BY KAREN GERHARDINGER | MIRROR REPORTER — If a nickname like Scruffy, Moppy or Fleabag sounds appropriate for your pup, it might be time for a visit to The Dazzled Dog.
Transforming wild-haired canines is a task that Chasidy Nieb-Sadhwani has taken on since her teenage years, but now she has a new home at 212 Farnsworth Rd.
On Thursday, November 2, Chasidy is welcoming humans and dogs alike to stop by her new Waterville salon from 5:00 to 8:00 p.m. for a grand opening with treats, raffles and fun activities – as well as a ribbon-cutting with the Waterville Area Chamber of Commerce.
“I’ve been working in a groom room since I was 16,” said Chasidy, whose mom, Jayne Fitzgerald, operated Tiny Trims in Whitehouse until retiring 10 years ago.
Chasidy loved grooming dogs and caring for animals, but she also wanted to care for people, so she launched a 22-year career as a nursing aide, until the COVID-19 pandemic had her rethinking her priorities. During the pandemic shutdowns, she was getting calls from friends who needed her dog-grooming services, so she got back into the field, completing a six-month pet groomer certification course in less than two months.
“It was easy because I had so much experience already that I already knew most of the answers,” she said of the class.
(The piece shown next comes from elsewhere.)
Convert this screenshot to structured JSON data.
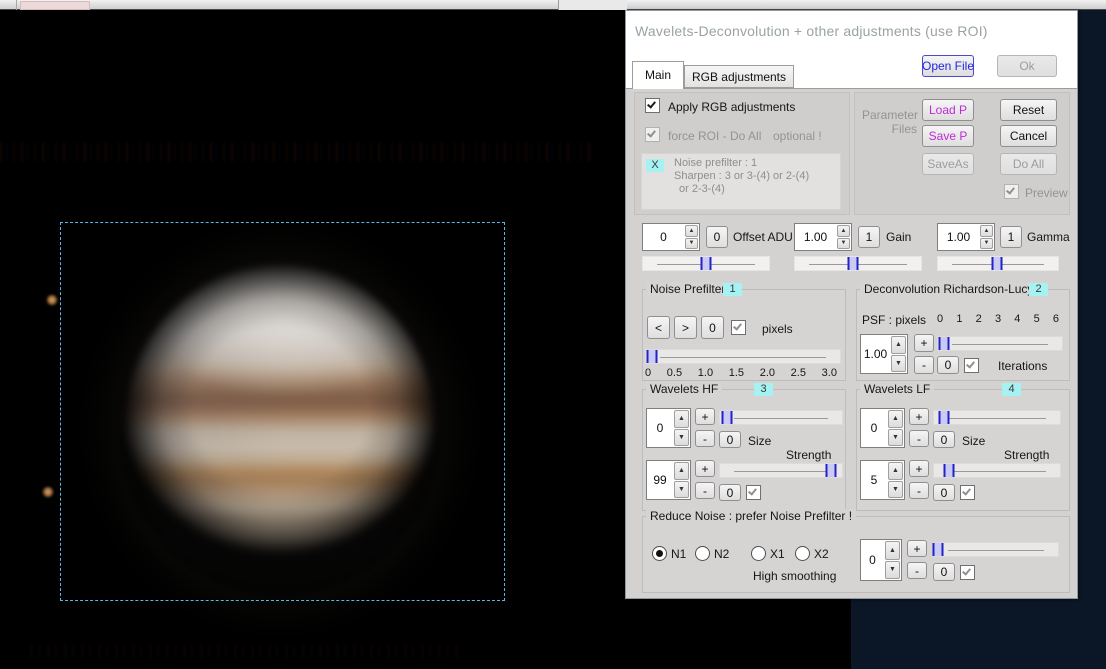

She worked for a national chain as a groomer for a short time before opening The Dazzled Dog from her Whitehouse home, driving a specially outfitted SUV to clients’ homes to provide grooming services.
“That’s how I created my clientele base,” she said, noting that she now has customers from Waterville and Whitehouse as well as Liberty Center, Bowling Green, Maumee and Perrysburg. Still, she longed for a suitable space with plumbing for the large tubs necessary for dog bathing. Then she got an email from Dr. Rachel Bowlus, owner of the Veterinary Specialty Center of Ohio – the building that is across from Waterville’s Peddlers Alley.
“She put in the plumbing and the floor,” said Chasidy, looking around the open space that is filled with grooming equipment, tubs, a handful of dog kennels, a sewing machine and a photo area.
Unlike some groomers, Chasidy books her clients at specific times, so Fido doesn’t have to wait. A full grooming includes a bath, nail trim, haircut, ear check and gland release if needed. Nail trims are $12.00 and can be fit in without an appointment, but Chasidy recommends calling first.
“I’ve learned tricks to hold them while clipping their nails,” she said, demonstrating on her mini Aussiedoodle, Emerald.
Patient yet firm, Chasidy also showed how she speaks to dogs to get them to listen while she gets them on the table and hooked up to a harness for a safe and effective grooming session.
“It’s not all petting puppies,” she admitted. “They’ll poop on the table, bite and scratch.”
While her customer base is typically longer-haired dogs, Chasidy has trimmed all sorts of critters’ nails – including rabbits, ferrets and even a red fox. Ever the animal lover, she has two ferrets, two dogs, a cat, a bearded dragon, a gecko, frogs and a turtle. Emerald and Bailey, a chihuahua, hang out in the salon to keep Chasidy and the canine customers company.
Keeping up with brushing helps with the grooming process, and she recommends that any long-haired dog get brushed at least twice a week with a metal comb that gets the matting out from the base of the coat.
Once she’s finished with grooming, Chasidy enjoys utilizing her photography skills to take a picture of the after effect. At some point, she plans to sell portraits, bandanas and bows, but for now it’s a perk she offers when time allows.